Willis and Wade acknowledged the relationship but said they didn’t begin dating until the spring of 2022, after Wade was hired in November 2021, and their romance ended last summer. They also testified that they split travel costs roughly evenly, with Willis often paying expenses or reimbursing Wade in cash.

McAfee clearly found that Willis’ relationship with Wade and his employment as lead prosecutor in the case created an appearance of impropriety, and his failure to disqualify Willis and her whole office from the case “is plain legal error requiring reversal,” the defense attorneys wrote in their application.

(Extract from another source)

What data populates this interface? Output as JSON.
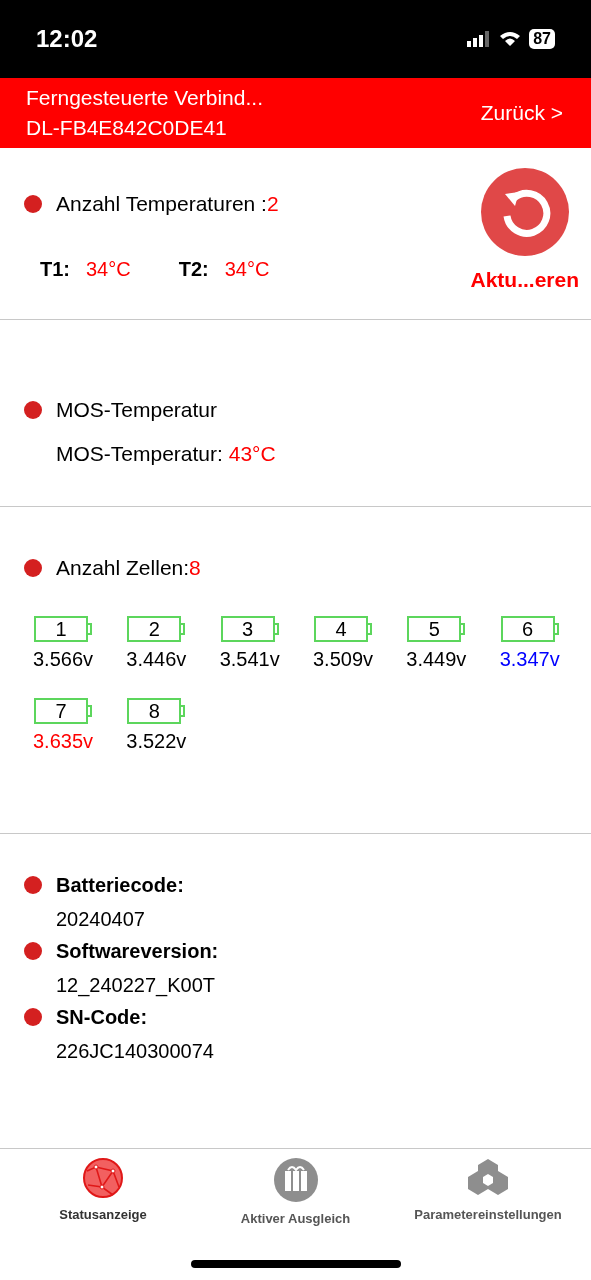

Given the complexity of the case and the number of defendants, the application says, multiple trials will likely be necessary. Failure to disqualify Willis now could require any verdicts to be overturned, and it would be “neither prudent nor efficient” to risk having to go through “this painful, divisive, and expensive process” multiple times, it says.

Lawyers for Trump and the other defendants had argued that during a speech in mid-January at a historically Black church in Atlanta Willis had inappropriately injected race and religion into the case, prejudicing any future jury pool against the defendants.

In his ruling, McAfee cited a lack of appellate guidance on the issue of disqualifying a prosecutor for forensic misconduct, and the defense lawyers argued the appeals court should take up the appeal to establish such a precedent.

Leave a Reply

Your email address will not be published. Required fields are marked *


By participating in online discussions you acknowledge that you have agreed to the Star-Advertiser's TERMS OF SERVICE. An insightful discussion of ideas and viewpoints is encouraged, but comments must be civil and in good taste, with no personal attacks. If your comments are inappropriate, you may be banned from posting. To report comments that you believe do not follow our guidelines, email